Windows XP and early-stage Windows 7 migrations
If you haven’t already, now is the time to begin migrating away from Windows XP. Organizations still running Windows XP in April 2014 face the risk of running unsupported software. Further, most new hardware options probably won’t support the Windows XP OS.
Getting your company’s applications ready for moving from Windows XP can take a substantial amount of time. Therefore, it’s a good idea to start the effort immediately, if you haven’t already. To help accelerate the process—and to help you decide on the most relevant deployment path—it’s important for you to first gather an inventory of your existing apps. Rationalize your application portfolio so you can focus on testing the subset of apps critical for your business or most important to the highest percentage of users within your organization.
By focusing on testing only critical apps, you can reduce the time needed to test your apps with Windows 7 and Windows 8. Additionally, you should also determine which parts of your organization and which groups of business users will benefit most from specific Windows 8 capabilities. That way, you can also determine which users can stick with Windows 7 for the time being.
You’ll need to take an individual approach to your OS migration due to the specific needs of your environment and your business. For some, moving the whole company to Windows 8 will be the best choice. For others, it might be best to first migrate to Windows 7. For some, the best situation might be deploying Windows 8 side-by-side with Windows7 for key scenarios, such as Windows 8 tablets for mobile users and Windows 7 for traditional in-place users. Enabled by a high level of compatibility between Windows 7 and Windows 8, this deployment option gives you the highest level of OS flexibility for your organizational requirements.
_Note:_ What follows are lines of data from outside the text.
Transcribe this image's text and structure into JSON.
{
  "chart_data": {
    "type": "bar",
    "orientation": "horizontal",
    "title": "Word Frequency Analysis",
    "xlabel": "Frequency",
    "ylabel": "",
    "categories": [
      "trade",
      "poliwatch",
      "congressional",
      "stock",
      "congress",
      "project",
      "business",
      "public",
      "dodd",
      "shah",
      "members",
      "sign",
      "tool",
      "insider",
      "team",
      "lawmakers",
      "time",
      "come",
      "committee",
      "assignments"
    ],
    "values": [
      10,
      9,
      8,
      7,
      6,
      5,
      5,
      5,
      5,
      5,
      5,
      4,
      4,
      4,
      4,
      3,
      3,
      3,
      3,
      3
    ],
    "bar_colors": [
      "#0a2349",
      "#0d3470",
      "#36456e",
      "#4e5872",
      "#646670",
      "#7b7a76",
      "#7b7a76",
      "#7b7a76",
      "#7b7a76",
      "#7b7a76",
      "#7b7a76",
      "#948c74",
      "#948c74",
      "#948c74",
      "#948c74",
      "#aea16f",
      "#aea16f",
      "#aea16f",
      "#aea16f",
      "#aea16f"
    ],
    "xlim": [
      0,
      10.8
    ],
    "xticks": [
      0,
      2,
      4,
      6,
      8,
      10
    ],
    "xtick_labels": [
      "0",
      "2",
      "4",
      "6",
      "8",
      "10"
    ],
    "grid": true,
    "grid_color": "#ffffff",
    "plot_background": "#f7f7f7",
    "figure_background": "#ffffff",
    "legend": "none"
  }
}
Your overall approach will depend on your company’s individual situation. You’ll need to take into account the size of your company, the number of existing apps currently in use and many other factors. Therefore, it’s important that you give yourself sufficient agility in your adoption path by streamlining your app testing. As with any new technology, you should also plan on how you’ll educate your employees once your migration begins in earnest and once it’s complete.
Again, if you’re still running Windows XP, you should focus on an accelerated departure from that OS, with the goal of avoiding running an unsupported OS. Now is a suitable time to move to an environment with Windows 8 deployed side-by-side with Windows 7.
Organizations using any of the various iterations of Windows Vista should consider developing and piloting new Windows 8 apps today. It’s also advisable for organizations based primarily on the Windows Vista OS to begin planning a full migration to Windows 8. While Windows Vista will be fully supported until 2017, Windows 8 will give your organization significant mobility, security and productivity benefits.
These recommendations should help kick-start your Windows 8 planning. In the meantime, please feel free to read more about Windows deployment tools and guidance, as well as the enterprise-grade capabilities and benefits of Windows 8.
Stella Chernyak* is a senior director of product marketing in the Windows Commercial team, in charge of marketing Windows client solutions to enterprise customers. Chernyak joined the Windows team in 1999, working on the Windows 2000 and Windows XP launch campaigns. She holds an M.B.A. from Wharton Business School and a Master of Science in physics from the Moscow Institute of Technology and Physics.*